Items from an interface collection:
**********

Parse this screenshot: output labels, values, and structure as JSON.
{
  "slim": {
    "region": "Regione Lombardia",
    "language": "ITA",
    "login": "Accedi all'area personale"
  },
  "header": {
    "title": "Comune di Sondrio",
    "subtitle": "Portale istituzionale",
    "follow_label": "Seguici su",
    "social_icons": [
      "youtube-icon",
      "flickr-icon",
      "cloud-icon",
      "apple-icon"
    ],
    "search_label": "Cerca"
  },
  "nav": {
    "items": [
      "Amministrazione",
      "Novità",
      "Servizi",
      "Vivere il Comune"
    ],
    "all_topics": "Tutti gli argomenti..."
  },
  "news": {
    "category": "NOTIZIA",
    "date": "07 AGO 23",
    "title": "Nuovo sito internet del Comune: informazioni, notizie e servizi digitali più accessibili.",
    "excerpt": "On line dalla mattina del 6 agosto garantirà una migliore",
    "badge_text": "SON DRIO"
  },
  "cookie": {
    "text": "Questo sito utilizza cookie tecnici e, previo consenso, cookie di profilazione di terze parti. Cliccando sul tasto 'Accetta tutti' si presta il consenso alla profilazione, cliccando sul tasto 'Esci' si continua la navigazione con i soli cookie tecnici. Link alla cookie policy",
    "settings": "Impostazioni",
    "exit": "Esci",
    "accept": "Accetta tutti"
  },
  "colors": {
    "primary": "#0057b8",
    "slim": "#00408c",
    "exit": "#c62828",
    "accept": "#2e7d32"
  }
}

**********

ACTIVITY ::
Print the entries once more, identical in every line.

SOLVED EXERCISE ::
Parse this screenshot: output labels, values, and structure as JSON.
{
  "slim": {
    "region": "Regione Lombardia",
    "language": "ITA",
    "login": "Accedi all'area personale"
  },
  "header": {
    "title": "Comune di Sondrio",
    "subtitle": "Portale istituzionale",
    "follow_label": "Seguici su",
    "social_icons": [
      "youtube-icon",
      "flickr-icon",
      "cloud-icon",
      "apple-icon"
    ],
    "search_label": "Cerca"
  },
  "nav": {
    "items": [
      "Amministrazione",
      "Novità",
      "Servizi",
      "Vivere il Comune"
    ],
    "all_topics": "Tutti gli argomenti..."
  },
  "news": {
    "category": "NOTIZIA",
    "date": "07 AGO 23",
    "title": "Nuovo sito internet del Comune: informazioni, notizie e servizi digitali più accessibili.",
    "excerpt": "On line dalla mattina del 6 agosto garantirà una migliore",
    "badge_text": "SON DRIO"
  },
  "cookie": {
    "text": "Questo sito utilizza cookie tecnici e, previo consenso, cookie di profilazione di terze parti. Cliccando sul tasto 'Accetta tutti' si presta il consenso alla profilazione, cliccando sul tasto 'Esci' si continua la navigazione con i soli cookie tecnici. Link alla cookie policy",
    "settings": "Impostazioni",
    "exit": "Esci",
    "accept": "Accetta tutti"
  },
  "colors": {
    "primary": "#0057b8",
    "slim": "#00408c",
    "exit": "#c62828",
    "accept": "#2e7d32"
  }
}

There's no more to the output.